Grant Jones, a Henderson, Kentucky, native, is currently a fourth year Ph.D. student in the Microbiology, Immunology & Molecular Genetics department. He originally came to the University of Kentucky in 2008 for his undergraduate degree, where his first Microbiology course in bacterial pathogenesis set his path. Jones enjoyed “learning about infectious disease and the mechanisms by which pathogens outcompete our immune system.”
When it came time to decide what to do for graduate school, Jones chose the Integrated Biomedical Sciences program (IBS) at UK because of its unique feature of letting students rotate through six different departments before selecting a focus. “I found this to be an incredibly valuable experience that allowed me to gauge my scientific interests and learn a variety of new techniques, many of which I have utilized throughout my graduate training,” he said.
Eventually Jones settled on the department that had gotten him interested in infectious disease study and began working in Dr. Sarah D’Orazio’s laboratory. “After joining the Microbiology, Immunology, & Molecular Genetics department, I quickly felt at ‘home’ after choosing my mentor, forming my dissertation committee, and interacting with professors in the department. I am continually encouraged by the collaborative atmosphere in not only my ‘home’ department, but also with students and faculty from other departments, which has helped make my graduate career much more fulfilling.”

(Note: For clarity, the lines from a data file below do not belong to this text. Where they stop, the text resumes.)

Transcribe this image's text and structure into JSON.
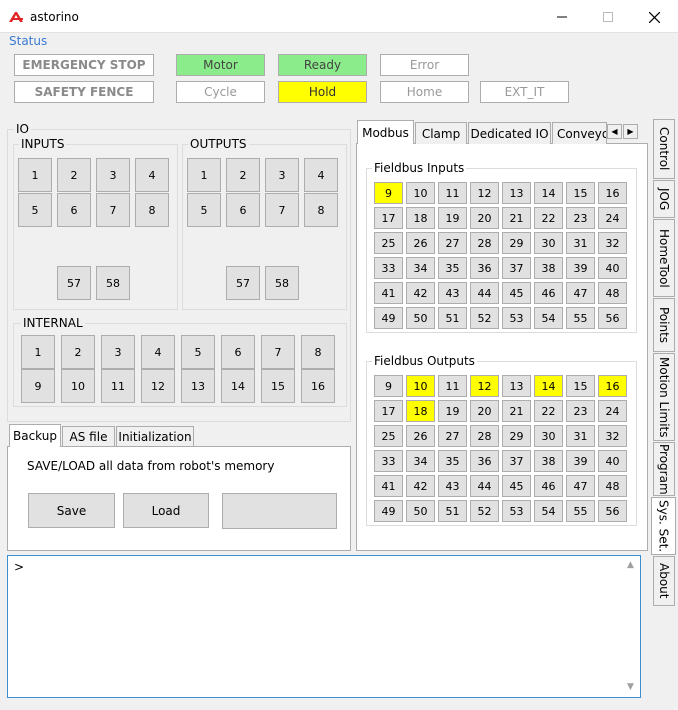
{
  "window": {
    "title": "astorino",
    "min_icon": "minimize-icon",
    "max_icon": "maximize-icon",
    "close_icon": "close-icon"
  },
  "status": {
    "label": "Status",
    "buttons": [
      {
        "label": "EMERGENCY STOP",
        "state": "inactive"
      },
      {
        "label": "Motor",
        "state": "green"
      },
      {
        "label": "Ready",
        "state": "green"
      },
      {
        "label": "Error",
        "state": "inactive"
      },
      {
        "label": "SAFETY FENCE",
        "state": "inactive"
      },
      {
        "label": "Cycle",
        "state": "inactive"
      },
      {
        "label": "Hold",
        "state": "yellow"
      },
      {
        "label": "Home",
        "state": "inactive"
      },
      {
        "label": "EXT_IT",
        "state": "inactive"
      }
    ],
    "colors": {
      "green": "#8bec8b",
      "yellow": "#ffff00"
    }
  },
  "io": {
    "title": "IO",
    "inputs": {
      "title": "INPUTS",
      "buttons": [
        "1",
        "2",
        "3",
        "4",
        "5",
        "6",
        "7",
        "8",
        "57",
        "58"
      ]
    },
    "outputs": {
      "title": "OUTPUTS",
      "buttons": [
        "1",
        "2",
        "3",
        "4",
        "5",
        "6",
        "7",
        "8",
        "57",
        "58"
      ]
    },
    "internal": {
      "title": "INTERNAL",
      "buttons": [
        "1",
        "2",
        "3",
        "4",
        "5",
        "6",
        "7",
        "8",
        "9",
        "10",
        "11",
        "12",
        "13",
        "14",
        "15",
        "16"
      ]
    }
  },
  "sys_tabs": {
    "tabs": [
      "Backup",
      "AS file",
      "Initialization"
    ],
    "active": "Backup",
    "description": "SAVE/LOAD all data from robot's memory",
    "save_label": "Save",
    "load_label": "Load",
    "third_label": ""
  },
  "fieldbus": {
    "tabs": [
      "Modbus",
      "Clamp",
      "Dedicated IO",
      "Conveyo"
    ],
    "active_tab": "Modbus",
    "inputs_title": "Fieldbus Inputs",
    "outputs_title": "Fieldbus Outputs",
    "inputs": [
      "9",
      "10",
      "11",
      "12",
      "13",
      "14",
      "15",
      "16",
      "17",
      "18",
      "19",
      "20",
      "21",
      "22",
      "23",
      "24",
      "25",
      "26",
      "27",
      "28",
      "29",
      "30",
      "31",
      "32",
      "33",
      "34",
      "35",
      "36",
      "37",
      "38",
      "39",
      "40",
      "41",
      "42",
      "43",
      "44",
      "45",
      "46",
      "47",
      "48",
      "49",
      "50",
      "51",
      "52",
      "53",
      "54",
      "55",
      "56"
    ],
    "inputs_on": [
      "9"
    ],
    "outputs": [
      "9",
      "10",
      "11",
      "12",
      "13",
      "14",
      "15",
      "16",
      "17",
      "18",
      "19",
      "20",
      "21",
      "22",
      "23",
      "24",
      "25",
      "26",
      "27",
      "28",
      "29",
      "30",
      "31",
      "32",
      "33",
      "34",
      "35",
      "36",
      "37",
      "38",
      "39",
      "40",
      "41",
      "42",
      "43",
      "44",
      "45",
      "46",
      "47",
      "48",
      "49",
      "50",
      "51",
      "52",
      "53",
      "54",
      "55",
      "56"
    ],
    "outputs_on": [
      "10",
      "12",
      "14",
      "16",
      "18"
    ],
    "highlight_color": "#ffff00"
  },
  "side_tabs": [
    "Control",
    "JOG",
    "HomeTool",
    "Points",
    "Motion Limits",
    "Program",
    "Sys. Set.",
    "About"
  ],
  "side_tabs_active": "Sys. Set.",
  "console": {
    "prompt": ">"
  }
}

Now that he has found his home at UK, Jones has turned his focus towards his research area. “My dissertation research focuses on how Listeria monocytogenes can cause life-threatening infections after the consumption of contaminated food. I am interested in defining bottlenecks of systemic dissemination, which refers to physical or immunological barriers that limit the growth or spread of Listeria beyond the gastrointestinal tract.”
Grant Jones spends time outside of the lab at the Immunology and Pathogenesis journal clubs in the Microbiology, Immunology & Molecular Genetics department and serving as the graduate student representative on the Microbiology Educational Policies and Practices Committee (MEPP), where he organizes the annual department retreat.
Outside of the university, Jones can be found outside. “I love spending time outdoors either playing golf, camping, or fishing. I also enjoy woodworking and cooking.”
Jones already has a plan for what he would like to do when his time at UK finally comes to an end. “I am pursuing a post-doctoral fellowship focused on mucosal immunology in the context of inflammation and dysbiosis.”